2. It’s a Beautiful Way to Share Affections When the Timing and Circumstances Are Right
Discussing sex with your son should definitely contrast from what he may be hearing from his young friends. Aside from some of the more unrealistic biological details that may be circulating among his peers, he could also get the impression that sex is a type of competition. Adolescents are barraged with imagery and societal conceptualizations of a “Top Gun” score-card approach to a young man’s sex life. This is when you need to demonstrate that sex needn’t be that way. The connection between appropriately timed sex and a genuine and sincere mutual affection between two people is the heart of the matter. It’s not all about self-gratification and status despite what the movies, TV, Internet and school-yard pundits often promote.
3. The Mechanics… How Everything Works
Teach your son the basics about sex so that he knows how everything works. It sounds simplistic but it’s better to start from the beginning so everything is covered and nothing is assumed. He may be getting totally incorrect biological facts from who knows where.
4. Effective Birth Control Methods
Your son should know what works all the time and what works some of the time. Teach him about all the natural, contraceptive and prophylactic measures available to him. And most importantly, teach him that birth control is a mutual responsibility. It is not solely his nor his partner’s responsibility. It is the moral responsibility of both. Try to frame your argument around the principals of self respect and responsibility.
5. Sexually Transmitted Diseases
Teaching him about STDs is mandatory. Safe sex is a subject not to be taken lightly. If your son should err in his judgment, it should always be on the side of caution.

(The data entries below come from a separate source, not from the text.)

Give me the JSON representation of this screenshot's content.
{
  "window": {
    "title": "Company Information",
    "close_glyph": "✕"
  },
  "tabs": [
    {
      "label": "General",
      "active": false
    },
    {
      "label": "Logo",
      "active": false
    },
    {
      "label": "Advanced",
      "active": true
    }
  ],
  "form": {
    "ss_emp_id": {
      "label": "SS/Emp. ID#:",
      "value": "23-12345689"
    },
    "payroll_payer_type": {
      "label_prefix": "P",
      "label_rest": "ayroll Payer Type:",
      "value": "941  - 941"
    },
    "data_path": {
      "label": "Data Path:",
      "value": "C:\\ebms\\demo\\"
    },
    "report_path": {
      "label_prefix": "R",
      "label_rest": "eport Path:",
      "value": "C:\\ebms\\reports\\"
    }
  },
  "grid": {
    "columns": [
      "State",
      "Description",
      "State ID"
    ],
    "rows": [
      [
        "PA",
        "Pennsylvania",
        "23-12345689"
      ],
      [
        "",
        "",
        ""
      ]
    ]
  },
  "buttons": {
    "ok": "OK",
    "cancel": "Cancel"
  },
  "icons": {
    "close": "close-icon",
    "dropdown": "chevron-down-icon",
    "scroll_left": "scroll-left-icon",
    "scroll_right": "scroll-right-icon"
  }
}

6. Mutually Consensual vs. Non-Consensual Sex
Your son should be well aware of the meaning of “no”. No means no regardless of the nature of the relationship. He should know that any act that is not fully consensual could lead to legal issues. Remember, if he respects the other person and they respect him, he shouldn’t have any issues.
Porn is easy for kids to come across, even when they’re not actively seeking it. Be sure your son understands porn is a fantasy. It’s neither a real-world nor an ethical representation of what sex is about.
Sending or receiving sexually explicit pictures of yourself or someone else can lead to serious legal issues. The laws differ from state to state, but it should be avoided everywhere. Digital pictures can show up in unintended places that could bring long-term negative consequences.
9. Mutual Enjoyment; the Giving-and Receiving Aspect
Let your son know that sex is both an enjoyable and positive experience when performed within the framework of respectful giving-and-receiving. It’s never about self-gratification or “scoring”.
Once again, let your son know the discussions you have with him may conflict with what he hears in the streets. So, listen, be open, non-judgemental and straight forward. He needs to know that promiscuity shouldn’t be viewed as a means of achieving street cred. He should also know that promiscuity can be dangerous if he doesn’t protect himself.
An overwhelming task?
If thinking about “the talk” seems overwhelming, don’t fret. Help may be around the corner. There are local educational and community-service organizations, both secular and faith-based, that can help provide your son with the information and guidance he needs to make informed decisions about his relationships and his sexuality. There are also online resources and books on parenting that provide qualified advice on the subject of home-based sex education. If you need help, you can get help.